NEWBORN BABIES in Cork will be screened for hearing under a pilot programme which began yesterday at Cork University Maternity Hospital.

It has been chosen as the first facility in the country to implement the screening programme, which aims to identify hearing impairment as early as possible.

The programme will be extended to Kerry, Waterford and Wexford in September and to South Tipperary and Kilkenny towards the end of the year, before being rolled out nationwide.

Seven full-time trained staff have been employed to carry out the tests. The scheme also covers babies born through the HSE’s home-birth scheme.

The non-invasive test can be carried out whether a baby is sleeping or awake. Any baby who does not have a clear response will be sent for a full hearing assessment to an audiology clinic at the hospital.

Peter O’Sullivan, consultant ear, nose and throat specialist at the hospital, said the earlier a hearing loss could be picked up in a baby the better the outcome.
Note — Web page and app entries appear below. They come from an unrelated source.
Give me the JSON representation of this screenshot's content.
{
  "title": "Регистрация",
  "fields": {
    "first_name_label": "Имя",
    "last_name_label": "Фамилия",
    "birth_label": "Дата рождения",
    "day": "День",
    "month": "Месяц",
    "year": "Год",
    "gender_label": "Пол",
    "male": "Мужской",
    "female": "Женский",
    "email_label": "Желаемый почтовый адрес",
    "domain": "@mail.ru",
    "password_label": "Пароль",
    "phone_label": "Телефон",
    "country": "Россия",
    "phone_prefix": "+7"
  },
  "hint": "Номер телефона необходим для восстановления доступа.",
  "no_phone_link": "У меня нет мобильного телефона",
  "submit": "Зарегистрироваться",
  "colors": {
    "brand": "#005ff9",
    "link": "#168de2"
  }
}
Prior to the introduction of the screening programme, hearing tests were carried out by public health nurses on babies aged eight months. Mr O’Sullivan said that as speech developed over the first year, it was vital that any hearing problems were picked up early.

“It can be tricky to pick up on hearing loss without screening, which is why it’s often not picked up until the child is one or two. Usually if a parent feels there is a problem, there is a problem and if a child needs serious intervention, this should ideally take place within the first six to 12 months,” he said.

Mr O’Sullivan wanted to reassure parents that if a baby failed the hearing test, this did not necessarily mean there was a problem. Thirty babies per 1,000 would need to be referred for assessment but only one or two of these would have a hearing problem, he said.